IFC and EBRD approve Baku-Tbilisi-Ceyhan pipeline loans
The following news release was issued by Baku-Tbilisi-Ceyhan Pipeline Company (BTC Co).
The board of the European Bank for Reconstruction and Development (EBRD) today approved up to $250 million in loans to the Baku-Tbilisi-Ceyhan (BTC) pipeline. This follows the decision by the International Finance Corporation (IFC) to approve a similar financial package on November 4.
Agreement on the two loans comes after over two years of extensive monitoring and scrutiny of the project's environmental and social impact, as well as a thorough public consultation process. The loans, which attract commercial rates of interest, are conditional on the project continuing to meet its stringent public commitments - which will be subject to formal quarterly audits by the lenders.
The Baku-Tbilisi-Ceyhan pipeline will cost $2.95 billion to construct ($3.6 billion total project cost), with the balance of the finance being provided by equity investment, export credit agencies and commercial banks. Financial close is due by the end of the year.
"The involvement of both the IFC and EBRD will help ensure that this investment results in real benefits for those most directly affected - from the 450 villages along the pipeline route, to the citizens of Azerbaijan, Georgia and Turkey," said BTC chief executive Michael Townshend. "We are especially looking forward to working with both institutions on regional development initiatives and developing plans for civil society involvement in the monitoring of the project."

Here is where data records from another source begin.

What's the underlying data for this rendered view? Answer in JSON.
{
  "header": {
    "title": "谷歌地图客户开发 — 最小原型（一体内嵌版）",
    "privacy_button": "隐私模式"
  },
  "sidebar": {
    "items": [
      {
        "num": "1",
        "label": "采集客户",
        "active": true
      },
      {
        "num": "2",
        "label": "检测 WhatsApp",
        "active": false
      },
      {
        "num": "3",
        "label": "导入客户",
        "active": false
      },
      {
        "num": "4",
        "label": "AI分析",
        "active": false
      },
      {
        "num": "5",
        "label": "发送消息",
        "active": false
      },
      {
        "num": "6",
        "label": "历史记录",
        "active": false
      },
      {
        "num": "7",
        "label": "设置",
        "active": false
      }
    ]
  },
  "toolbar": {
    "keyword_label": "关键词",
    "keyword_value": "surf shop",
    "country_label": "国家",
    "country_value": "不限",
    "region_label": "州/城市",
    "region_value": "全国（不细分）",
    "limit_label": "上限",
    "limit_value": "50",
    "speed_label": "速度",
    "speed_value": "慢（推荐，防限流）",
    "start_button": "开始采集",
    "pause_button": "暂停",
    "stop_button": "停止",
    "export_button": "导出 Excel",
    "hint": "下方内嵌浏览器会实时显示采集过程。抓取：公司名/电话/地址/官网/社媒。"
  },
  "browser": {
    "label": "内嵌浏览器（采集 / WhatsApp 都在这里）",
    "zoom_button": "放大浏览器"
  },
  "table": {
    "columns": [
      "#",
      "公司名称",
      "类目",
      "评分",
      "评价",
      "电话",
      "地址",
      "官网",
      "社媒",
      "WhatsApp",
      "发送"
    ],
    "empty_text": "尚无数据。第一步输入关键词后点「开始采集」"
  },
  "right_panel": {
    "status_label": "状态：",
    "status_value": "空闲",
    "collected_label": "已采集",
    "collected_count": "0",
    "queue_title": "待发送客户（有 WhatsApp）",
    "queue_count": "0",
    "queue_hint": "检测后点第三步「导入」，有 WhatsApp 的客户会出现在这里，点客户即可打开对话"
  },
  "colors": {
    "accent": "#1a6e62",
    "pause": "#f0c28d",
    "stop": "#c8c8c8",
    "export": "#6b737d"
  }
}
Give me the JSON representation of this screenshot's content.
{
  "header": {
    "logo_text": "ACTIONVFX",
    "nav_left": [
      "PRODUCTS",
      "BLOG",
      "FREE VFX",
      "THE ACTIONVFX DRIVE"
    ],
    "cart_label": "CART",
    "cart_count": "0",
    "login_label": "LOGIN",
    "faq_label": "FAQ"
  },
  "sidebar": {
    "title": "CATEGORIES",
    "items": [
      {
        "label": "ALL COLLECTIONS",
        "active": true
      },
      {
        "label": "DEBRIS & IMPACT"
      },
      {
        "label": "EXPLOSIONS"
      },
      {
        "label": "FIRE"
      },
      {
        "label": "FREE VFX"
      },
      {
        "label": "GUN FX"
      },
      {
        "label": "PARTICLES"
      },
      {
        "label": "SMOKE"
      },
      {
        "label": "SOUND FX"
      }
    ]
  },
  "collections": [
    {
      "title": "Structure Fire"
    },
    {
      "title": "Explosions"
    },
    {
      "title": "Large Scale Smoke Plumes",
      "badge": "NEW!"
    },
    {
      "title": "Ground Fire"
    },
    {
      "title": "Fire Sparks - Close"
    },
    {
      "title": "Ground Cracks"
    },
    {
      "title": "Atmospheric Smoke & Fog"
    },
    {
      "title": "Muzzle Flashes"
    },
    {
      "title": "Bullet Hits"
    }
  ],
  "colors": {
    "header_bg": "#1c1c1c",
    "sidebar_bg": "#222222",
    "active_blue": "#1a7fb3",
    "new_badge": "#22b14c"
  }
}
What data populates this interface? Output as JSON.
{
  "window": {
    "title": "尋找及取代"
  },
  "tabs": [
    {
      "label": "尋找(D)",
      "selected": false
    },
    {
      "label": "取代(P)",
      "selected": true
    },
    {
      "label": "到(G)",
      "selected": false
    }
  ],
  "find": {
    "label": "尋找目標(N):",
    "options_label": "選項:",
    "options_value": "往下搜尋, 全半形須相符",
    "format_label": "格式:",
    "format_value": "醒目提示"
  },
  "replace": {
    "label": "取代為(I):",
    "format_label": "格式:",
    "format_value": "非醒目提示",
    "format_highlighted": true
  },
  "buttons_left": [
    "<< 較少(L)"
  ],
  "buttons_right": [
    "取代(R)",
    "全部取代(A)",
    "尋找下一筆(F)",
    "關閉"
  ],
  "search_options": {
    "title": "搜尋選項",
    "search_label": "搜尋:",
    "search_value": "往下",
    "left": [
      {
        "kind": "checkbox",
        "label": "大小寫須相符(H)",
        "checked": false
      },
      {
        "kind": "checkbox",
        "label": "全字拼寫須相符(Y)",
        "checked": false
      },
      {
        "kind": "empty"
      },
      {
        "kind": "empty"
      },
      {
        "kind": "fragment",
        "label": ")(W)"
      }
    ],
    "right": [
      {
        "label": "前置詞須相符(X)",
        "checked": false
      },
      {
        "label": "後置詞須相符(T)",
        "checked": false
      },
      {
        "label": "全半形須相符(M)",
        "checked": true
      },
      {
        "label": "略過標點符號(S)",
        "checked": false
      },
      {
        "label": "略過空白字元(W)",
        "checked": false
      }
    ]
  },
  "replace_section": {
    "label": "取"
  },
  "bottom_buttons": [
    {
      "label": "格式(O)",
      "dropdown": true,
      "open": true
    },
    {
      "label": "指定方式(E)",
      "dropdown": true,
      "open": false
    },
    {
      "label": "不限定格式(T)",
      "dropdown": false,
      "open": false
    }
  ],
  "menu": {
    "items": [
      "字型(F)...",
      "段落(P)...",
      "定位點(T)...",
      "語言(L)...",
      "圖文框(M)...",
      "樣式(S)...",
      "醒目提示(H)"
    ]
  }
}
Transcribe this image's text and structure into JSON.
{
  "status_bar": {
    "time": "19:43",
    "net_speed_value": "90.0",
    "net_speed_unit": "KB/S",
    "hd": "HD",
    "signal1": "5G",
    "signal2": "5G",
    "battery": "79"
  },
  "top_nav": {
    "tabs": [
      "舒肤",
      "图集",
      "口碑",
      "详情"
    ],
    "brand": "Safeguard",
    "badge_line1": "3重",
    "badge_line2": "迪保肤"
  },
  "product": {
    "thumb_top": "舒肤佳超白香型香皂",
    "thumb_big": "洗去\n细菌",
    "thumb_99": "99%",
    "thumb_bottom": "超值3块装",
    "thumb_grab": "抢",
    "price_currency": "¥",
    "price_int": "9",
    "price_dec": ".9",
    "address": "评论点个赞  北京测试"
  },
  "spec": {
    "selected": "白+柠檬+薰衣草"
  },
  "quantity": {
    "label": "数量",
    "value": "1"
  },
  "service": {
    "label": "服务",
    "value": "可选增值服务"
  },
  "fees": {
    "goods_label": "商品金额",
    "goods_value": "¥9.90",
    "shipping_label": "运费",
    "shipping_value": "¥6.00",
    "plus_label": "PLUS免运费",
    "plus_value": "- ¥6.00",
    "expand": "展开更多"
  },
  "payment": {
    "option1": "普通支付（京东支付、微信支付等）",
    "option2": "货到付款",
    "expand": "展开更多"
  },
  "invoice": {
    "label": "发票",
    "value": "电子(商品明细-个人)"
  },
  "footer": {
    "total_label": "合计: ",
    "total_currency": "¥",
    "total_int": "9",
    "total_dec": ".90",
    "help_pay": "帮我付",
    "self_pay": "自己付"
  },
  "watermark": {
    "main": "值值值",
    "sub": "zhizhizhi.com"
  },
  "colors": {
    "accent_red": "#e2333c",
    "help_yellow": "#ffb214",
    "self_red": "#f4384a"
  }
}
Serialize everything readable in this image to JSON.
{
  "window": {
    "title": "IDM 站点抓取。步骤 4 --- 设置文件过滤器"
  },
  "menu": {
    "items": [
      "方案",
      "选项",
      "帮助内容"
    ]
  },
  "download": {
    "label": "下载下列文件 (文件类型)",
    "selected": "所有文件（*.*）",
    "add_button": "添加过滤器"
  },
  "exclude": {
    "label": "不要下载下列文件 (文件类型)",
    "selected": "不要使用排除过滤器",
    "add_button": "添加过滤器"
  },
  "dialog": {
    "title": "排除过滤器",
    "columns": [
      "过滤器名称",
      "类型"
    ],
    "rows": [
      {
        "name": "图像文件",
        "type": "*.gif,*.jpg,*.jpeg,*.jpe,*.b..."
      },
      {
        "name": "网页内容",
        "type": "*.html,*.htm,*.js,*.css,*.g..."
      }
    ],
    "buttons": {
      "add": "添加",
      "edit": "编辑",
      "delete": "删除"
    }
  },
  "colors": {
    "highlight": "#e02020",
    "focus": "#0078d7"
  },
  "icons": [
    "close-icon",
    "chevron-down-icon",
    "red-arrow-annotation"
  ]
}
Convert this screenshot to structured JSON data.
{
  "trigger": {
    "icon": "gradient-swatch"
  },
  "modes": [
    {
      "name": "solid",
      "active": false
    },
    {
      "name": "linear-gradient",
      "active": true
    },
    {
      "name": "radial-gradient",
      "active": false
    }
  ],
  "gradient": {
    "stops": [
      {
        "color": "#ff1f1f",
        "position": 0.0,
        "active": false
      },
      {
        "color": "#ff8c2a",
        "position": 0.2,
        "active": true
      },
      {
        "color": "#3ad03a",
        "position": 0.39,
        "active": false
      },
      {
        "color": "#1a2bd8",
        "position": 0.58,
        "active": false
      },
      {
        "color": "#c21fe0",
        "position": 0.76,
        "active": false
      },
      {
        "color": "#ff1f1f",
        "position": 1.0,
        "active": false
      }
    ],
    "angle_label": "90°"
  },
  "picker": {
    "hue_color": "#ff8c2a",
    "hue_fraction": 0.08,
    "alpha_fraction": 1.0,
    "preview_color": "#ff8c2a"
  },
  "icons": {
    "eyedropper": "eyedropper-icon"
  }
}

The 1760-kilometer pipeline will allow one million barrels of oil a day to be exported safely and responsibly from the Caspian without increasing tanker traffic through the Turkish Straits. It is buried for its entire length and, once constructed, land will be fully re-instated above a narrow eight-meter right of way. Landowners and land users have been generously compensated for disruption during the construction phase and will be able to use their land after construction, subject to a small number of restrictions imposed for safety reasons.
First oil from the pipeline, which is already around 40% complete, will be exported from the Mediterranean port of Ceyhan in 2005.
Updated: November 2003